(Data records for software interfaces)
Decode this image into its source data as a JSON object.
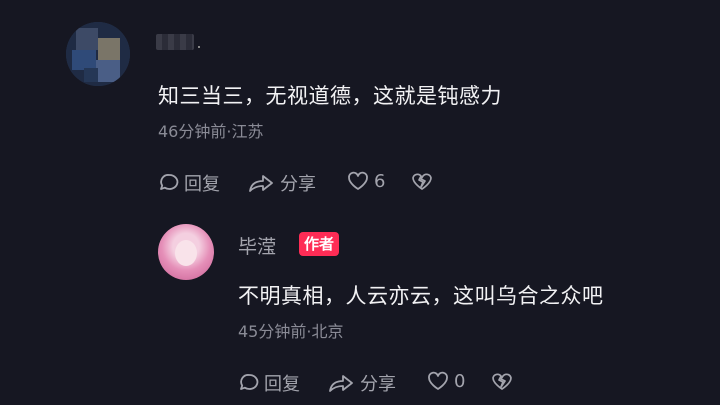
{
  "comment": {
    "text": "知三当三，无视道德，这就是钝感力",
    "meta": "46分钟前·江苏",
    "actions": {
      "reply_label": "回复",
      "share_label": "分享",
      "like_count": "6"
    }
  },
  "reply": {
    "username": "毕滢",
    "author_badge": "作者",
    "text": "不明真相，人云亦云，这叫乌合之众吧",
    "meta": "45分钟前·北京",
    "actions": {
      "reply_label": "回复",
      "share_label": "分享",
      "like_count": "0"
    }
  },
  "colors": {
    "background": "#161722",
    "text_primary": "#f2f2f4",
    "text_secondary": "#8a8b96",
    "badge": "#fe2c55"
  },
  "icons": [
    "reply-icon",
    "share-icon",
    "heart-icon",
    "dislike-icon"
  ]
}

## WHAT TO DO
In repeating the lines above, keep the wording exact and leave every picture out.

## ANSWER SECTION
Decode this image into its source data as a JSON object.
{
  "comment": {
    "text": "知三当三，无视道德，这就是钝感力",
    "meta": "46分钟前·江苏",
    "actions": {
      "reply_label": "回复",
      "share_label": "分享",
      "like_count": "6"
    }
  },
  "reply": {
    "username": "毕滢",
    "author_badge": "作者",
    "text": "不明真相，人云亦云，这叫乌合之众吧",
    "meta": "45分钟前·北京",
    "actions": {
      "reply_label": "回复",
      "share_label": "分享",
      "like_count": "0"
    }
  },
  "colors": {
    "background": "#161722",
    "text_primary": "#f2f2f4",
    "text_secondary": "#8a8b96",
    "badge": "#fe2c55"
  },
  "icons": [
    "reply-icon",
    "share-icon",
    "heart-icon",
    "dislike-icon"
  ]
}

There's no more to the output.